ORDER OF BURIAL: At present the practice on the occasion of a funeral is the following: a vigil service, usually the Panakhyda, is served at the funeral home on one or both evenings of visitation and on the day of burial, excerpts from the Order of Burial and then, a Requiem Divine Liturgy. However, according to the Service Books, the actual Burial Service is an extended form of the Parastas, concluding with the Readings, Homily and Final Kiss. I have found that with most funerals a return to this order is pastorally advisable.
At St. Elias Church, we have restored the practice of having the body of the orthodox Christian placed in the church rather than the funeral home, at least for the evening before the Funeral.

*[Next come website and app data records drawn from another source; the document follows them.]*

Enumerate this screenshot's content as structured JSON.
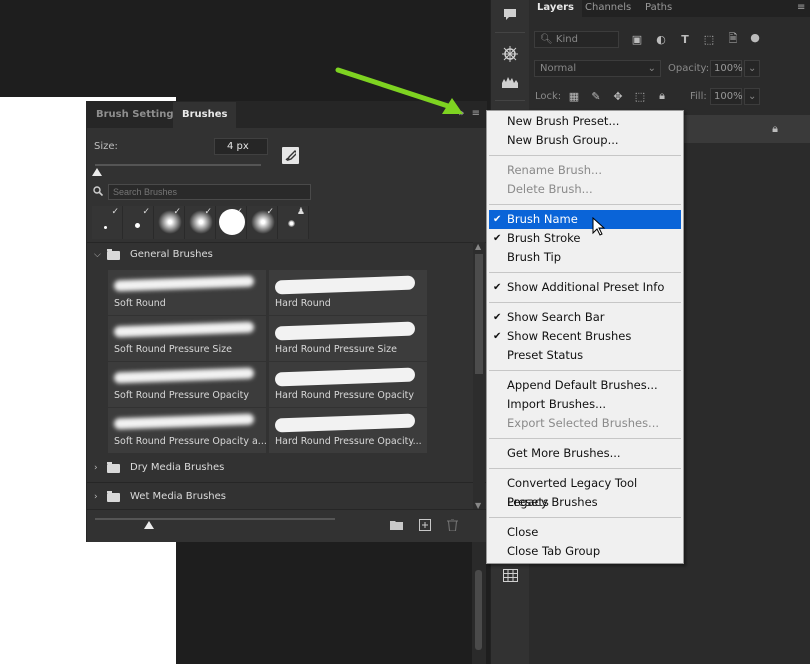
{
  "layers_panel": {
    "tabs": [
      "Layers",
      "Channels",
      "Paths"
    ],
    "kind_filter": "Kind",
    "blend_mode": "Normal",
    "opacity_label": "Opacity:",
    "opacity_value": "100%",
    "lock_label": "Lock:",
    "fill_label": "Fill:",
    "fill_value": "100%"
  },
  "brushes_panel": {
    "tabs": [
      "Brush Settings",
      "Brushes"
    ],
    "active_tab": "Brushes",
    "size_label": "Size:",
    "size_value": "4 px",
    "search_placeholder": "Search Brushes",
    "groups": [
      {
        "name": "General Brushes",
        "expanded": true
      },
      {
        "name": "Dry Media Brushes",
        "expanded": false
      },
      {
        "name": "Wet Media Brushes",
        "expanded": false
      }
    ],
    "brushes": [
      "Soft Round",
      "Hard Round",
      "Soft Round Pressure Size",
      "Hard Round Pressure Size",
      "Soft Round Pressure Opacity",
      "Hard Round Pressure Opacity",
      "Soft Round Pressure Opacity a...",
      "Hard Round Pressure Opacity..."
    ]
  },
  "menu": {
    "items": [
      {
        "label": "New Brush Preset...",
        "checked": false,
        "disabled": false
      },
      {
        "label": "New Brush Group...",
        "checked": false,
        "disabled": false
      },
      {
        "label": "Rename Brush...",
        "checked": false,
        "disabled": true
      },
      {
        "label": "Delete Brush...",
        "checked": false,
        "disabled": true
      },
      {
        "label": "Brush Name",
        "checked": true,
        "disabled": false,
        "highlighted": true
      },
      {
        "label": "Brush Stroke",
        "checked": true,
        "disabled": false
      },
      {
        "label": "Brush Tip",
        "checked": false,
        "disabled": false
      },
      {
        "label": "Show Additional Preset Info",
        "checked": true,
        "disabled": false
      },
      {
        "label": "Show Search Bar",
        "checked": true,
        "disabled": false
      },
      {
        "label": "Show Recent Brushes",
        "checked": true,
        "disabled": false
      },
      {
        "label": "Preset Status",
        "checked": false,
        "disabled": false
      },
      {
        "label": "Append Default Brushes...",
        "checked": false,
        "disabled": false
      },
      {
        "label": "Import Brushes...",
        "checked": false,
        "disabled": false
      },
      {
        "label": "Export Selected Brushes...",
        "checked": false,
        "disabled": true
      },
      {
        "label": "Get More Brushes...",
        "checked": false,
        "disabled": false
      },
      {
        "label": "Converted Legacy Tool Presets",
        "checked": false,
        "disabled": false
      },
      {
        "label": "Legacy Brushes",
        "checked": false,
        "disabled": false
      },
      {
        "label": "Close",
        "checked": false,
        "disabled": false
      },
      {
        "label": "Close Tab Group",
        "checked": false,
        "disabled": false
      }
    ],
    "check_glyph": "✔"
  },
  "colors": {
    "highlight": "#0a64d8",
    "annotation_arrow": "#7ed321"
  }
}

If done so, in this setting it is possible to divide the service over two evenings: The first evening to Psalm 50 and the Panakhyda; the second evening from Psalm 50, through the Canon, and concluding once again with the Panakhyda. By tradition, the Psalter is read between services.
On the day of burial itself, the service is taken as on the first evening. Then, just before Psalm 50, the singers may proceed immediately to the Stichera of St. John Damascene and the subsequent readings. In parishes where the custom has been established and pastoral prudence warrants a Funeral Divine Liturgy, it is suggested that this follow the Epistle and Gospel Readings. The Final Kiss and concluding rites take place after the Ambo Prayer.
PARASTAS - This is the memorial service of the Greek Catholic Church. Those requesting the service bring a loaf of sweet bread or a bowl of "kutya" (“kolyvo”) to be placed on the tetrapod and shared after the service in memory of the reposed. At one time this was the standard memorial service. However, due to its complexity and length and the change of venue of the service from the church to the funeral home, the service today is often reduced to its conclusion, the brief Panakhyda. For a number of reasons, where the community is able, it is recommended that the Parastas be restored to use.
Please note that the above requires a prepared and dedicated group of singers and a parish community that is capable of this departure from its usual practice. Time will show whether such a development will be for the edification and salvation of souls.